Task details: An exact copy of each record is required.

Supplied data:
- - - - - - -

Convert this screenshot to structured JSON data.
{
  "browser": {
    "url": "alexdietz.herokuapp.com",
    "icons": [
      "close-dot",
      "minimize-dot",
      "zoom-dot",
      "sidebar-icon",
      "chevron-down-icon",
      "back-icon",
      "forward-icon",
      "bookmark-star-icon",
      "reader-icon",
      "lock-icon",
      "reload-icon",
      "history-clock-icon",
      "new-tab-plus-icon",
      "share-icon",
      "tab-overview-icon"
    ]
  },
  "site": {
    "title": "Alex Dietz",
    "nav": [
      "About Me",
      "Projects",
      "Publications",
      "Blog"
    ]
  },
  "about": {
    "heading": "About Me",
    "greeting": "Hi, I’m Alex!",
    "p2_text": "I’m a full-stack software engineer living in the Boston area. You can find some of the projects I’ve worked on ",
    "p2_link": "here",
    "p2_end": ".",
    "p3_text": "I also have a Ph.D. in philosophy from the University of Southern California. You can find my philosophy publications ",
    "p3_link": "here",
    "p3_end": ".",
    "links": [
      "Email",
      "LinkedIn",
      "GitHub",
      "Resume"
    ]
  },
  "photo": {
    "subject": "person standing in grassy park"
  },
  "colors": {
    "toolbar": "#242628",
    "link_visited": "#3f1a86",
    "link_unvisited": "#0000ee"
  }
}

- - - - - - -

Answer for the task:
Convert this screenshot to structured JSON data.
{
  "browser": {
    "url": "alexdietz.herokuapp.com",
    "icons": [
      "close-dot",
      "minimize-dot",
      "zoom-dot",
      "sidebar-icon",
      "chevron-down-icon",
      "back-icon",
      "forward-icon",
      "bookmark-star-icon",
      "reader-icon",
      "lock-icon",
      "reload-icon",
      "history-clock-icon",
      "new-tab-plus-icon",
      "share-icon",
      "tab-overview-icon"
    ]
  },
  "site": {
    "title": "Alex Dietz",
    "nav": [
      "About Me",
      "Projects",
      "Publications",
      "Blog"
    ]
  },
  "about": {
    "heading": "About Me",
    "greeting": "Hi, I’m Alex!",
    "p2_text": "I’m a full-stack software engineer living in the Boston area. You can find some of the projects I’ve worked on ",
    "p2_link": "here",
    "p2_end": ".",
    "p3_text": "I also have a Ph.D. in philosophy from the University of Southern California. You can find my philosophy publications ",
    "p3_link": "here",
    "p3_end": ".",
    "links": [
      "Email",
      "LinkedIn",
      "GitHub",
      "Resume"
    ]
  },
  "photo": {
    "subject": "person standing in grassy park"
  },
  "colors": {
    "toolbar": "#242628",
    "link_visited": "#3f1a86",
    "link_unvisited": "#0000ee"
  }
}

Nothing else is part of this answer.